◆ **What you need to do**: Which lines of the records below contain the string "color"? Report each of them.

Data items
┄┄┄┄┄┄
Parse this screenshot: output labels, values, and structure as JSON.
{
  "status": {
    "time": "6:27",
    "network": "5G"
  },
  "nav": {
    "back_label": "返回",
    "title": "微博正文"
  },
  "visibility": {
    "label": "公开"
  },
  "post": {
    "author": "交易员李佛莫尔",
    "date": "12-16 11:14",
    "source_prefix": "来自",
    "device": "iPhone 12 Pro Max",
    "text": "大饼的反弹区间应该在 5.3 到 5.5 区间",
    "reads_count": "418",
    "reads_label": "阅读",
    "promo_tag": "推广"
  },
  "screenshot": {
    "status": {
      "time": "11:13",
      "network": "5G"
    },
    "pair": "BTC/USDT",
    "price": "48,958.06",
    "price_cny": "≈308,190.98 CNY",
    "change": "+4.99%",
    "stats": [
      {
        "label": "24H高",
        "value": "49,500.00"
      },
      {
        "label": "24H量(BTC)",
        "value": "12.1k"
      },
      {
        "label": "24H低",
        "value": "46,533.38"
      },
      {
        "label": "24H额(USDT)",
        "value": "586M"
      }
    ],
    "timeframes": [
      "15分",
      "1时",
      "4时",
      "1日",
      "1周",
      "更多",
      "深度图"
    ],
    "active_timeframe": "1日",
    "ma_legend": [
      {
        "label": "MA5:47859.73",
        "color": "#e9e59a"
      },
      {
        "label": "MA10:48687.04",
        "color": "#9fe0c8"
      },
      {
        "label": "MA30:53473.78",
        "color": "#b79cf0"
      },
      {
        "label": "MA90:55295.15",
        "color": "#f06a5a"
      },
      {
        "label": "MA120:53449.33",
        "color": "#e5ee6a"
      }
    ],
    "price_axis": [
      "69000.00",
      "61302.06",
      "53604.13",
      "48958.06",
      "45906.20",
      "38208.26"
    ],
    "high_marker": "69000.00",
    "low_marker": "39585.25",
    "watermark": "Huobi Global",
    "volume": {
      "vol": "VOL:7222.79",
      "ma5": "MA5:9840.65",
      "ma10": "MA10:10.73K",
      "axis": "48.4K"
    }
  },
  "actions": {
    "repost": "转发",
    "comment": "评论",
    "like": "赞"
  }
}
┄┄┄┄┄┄
◆ **Output of the exercise**:
        "color": "#e9e59a"
        "color": "#9fe0c8"
        "color": "#b79cf0"
        "color": "#f06a5a"
        "color": "#e5ee6a"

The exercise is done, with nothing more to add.